Phase 0 studies use only a small amount of the drug in a small number of volunteers. This is used to see how the drug acts in the human body and if it attaches itself where it is expected to. Unlike other phases, the people who participate in Phase 0 will not receive any benefits from the treatment, the benefit will go towards other patients in the future. Phase 0 volunteers are very unlikely to experience any negative side effects for this reason.
Phase I clinical trials are set up to see if the treatment is safe. They are done to find the highest treatment dose that can be administered without causing severe side effects. Although at this point, the treatment has been tested in animal and lab studies, there is no evidence regarding how the human body will respond to the treatment.
Phase II clinical trials ask if the treatment works. Phase I tests to see if it is safe, Phase II is done to see if it works in certain forms of gastrointestinal disease. The benefits are based on the end goal of the treatment. Does it relieve or remove gastrointestinal symptoms, does it keep symptoms the same or make it worse, or does it increase the time between flare-ups? Sometimes the benefit can simply be an improved quality of life.
Phase III asks if the treatment is better than what is already available. If a treatment has yielded positive results in Phase II, Phase III will compare the effectiveness and safety of the new treatment against the current standard. Volunteers will be chosen at random with some given the new treatment, while others will receive the current treatment. At this point, neither the patient nor the doctors and scientists will know which treatment has been given. The results will then be measured against one another.

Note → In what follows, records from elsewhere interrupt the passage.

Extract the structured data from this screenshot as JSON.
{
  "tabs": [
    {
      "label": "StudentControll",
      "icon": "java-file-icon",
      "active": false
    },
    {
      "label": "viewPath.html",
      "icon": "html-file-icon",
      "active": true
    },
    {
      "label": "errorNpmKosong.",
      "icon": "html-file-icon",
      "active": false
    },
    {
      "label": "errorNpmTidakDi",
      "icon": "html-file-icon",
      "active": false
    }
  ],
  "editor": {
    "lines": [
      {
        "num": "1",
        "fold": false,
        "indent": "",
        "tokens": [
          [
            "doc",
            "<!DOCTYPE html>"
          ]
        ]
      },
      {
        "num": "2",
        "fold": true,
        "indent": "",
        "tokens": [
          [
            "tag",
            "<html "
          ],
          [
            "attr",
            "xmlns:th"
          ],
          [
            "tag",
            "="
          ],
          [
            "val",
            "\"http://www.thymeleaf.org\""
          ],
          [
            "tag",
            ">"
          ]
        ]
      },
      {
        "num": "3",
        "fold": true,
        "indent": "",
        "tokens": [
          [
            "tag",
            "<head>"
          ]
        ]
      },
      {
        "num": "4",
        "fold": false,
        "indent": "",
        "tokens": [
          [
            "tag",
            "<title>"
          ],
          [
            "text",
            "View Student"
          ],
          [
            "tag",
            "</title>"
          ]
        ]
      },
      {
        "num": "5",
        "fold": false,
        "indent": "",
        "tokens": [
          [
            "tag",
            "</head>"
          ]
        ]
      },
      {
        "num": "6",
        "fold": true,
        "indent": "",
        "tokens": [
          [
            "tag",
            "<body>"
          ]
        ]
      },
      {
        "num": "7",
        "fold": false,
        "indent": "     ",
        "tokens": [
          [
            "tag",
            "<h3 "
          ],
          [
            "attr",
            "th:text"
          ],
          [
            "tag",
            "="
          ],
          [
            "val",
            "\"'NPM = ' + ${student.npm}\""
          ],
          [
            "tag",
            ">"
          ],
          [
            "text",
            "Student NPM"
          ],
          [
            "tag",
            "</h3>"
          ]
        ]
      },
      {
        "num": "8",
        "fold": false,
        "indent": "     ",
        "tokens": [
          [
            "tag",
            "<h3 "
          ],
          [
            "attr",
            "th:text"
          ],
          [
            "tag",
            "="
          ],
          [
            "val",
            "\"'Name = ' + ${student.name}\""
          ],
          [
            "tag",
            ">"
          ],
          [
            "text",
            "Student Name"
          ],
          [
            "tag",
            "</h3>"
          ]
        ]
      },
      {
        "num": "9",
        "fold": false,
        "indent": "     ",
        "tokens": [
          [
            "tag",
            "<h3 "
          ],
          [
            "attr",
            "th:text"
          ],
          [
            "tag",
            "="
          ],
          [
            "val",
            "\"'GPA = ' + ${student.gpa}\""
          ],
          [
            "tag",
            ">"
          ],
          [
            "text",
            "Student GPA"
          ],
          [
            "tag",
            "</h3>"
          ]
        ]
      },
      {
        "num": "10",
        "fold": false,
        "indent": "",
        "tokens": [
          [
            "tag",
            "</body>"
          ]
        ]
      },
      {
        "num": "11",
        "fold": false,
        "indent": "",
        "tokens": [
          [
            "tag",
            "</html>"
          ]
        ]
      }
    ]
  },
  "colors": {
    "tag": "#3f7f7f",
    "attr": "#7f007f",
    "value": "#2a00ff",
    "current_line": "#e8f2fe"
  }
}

Phase IV asks what else do we need to know? After Phase III the treatment will go to the FDA for approval. Treatments that are approved by the FDA are then monitored for a period of time in Phase IV to measure long-term effects and any other benefits or risks that come with the new treatment.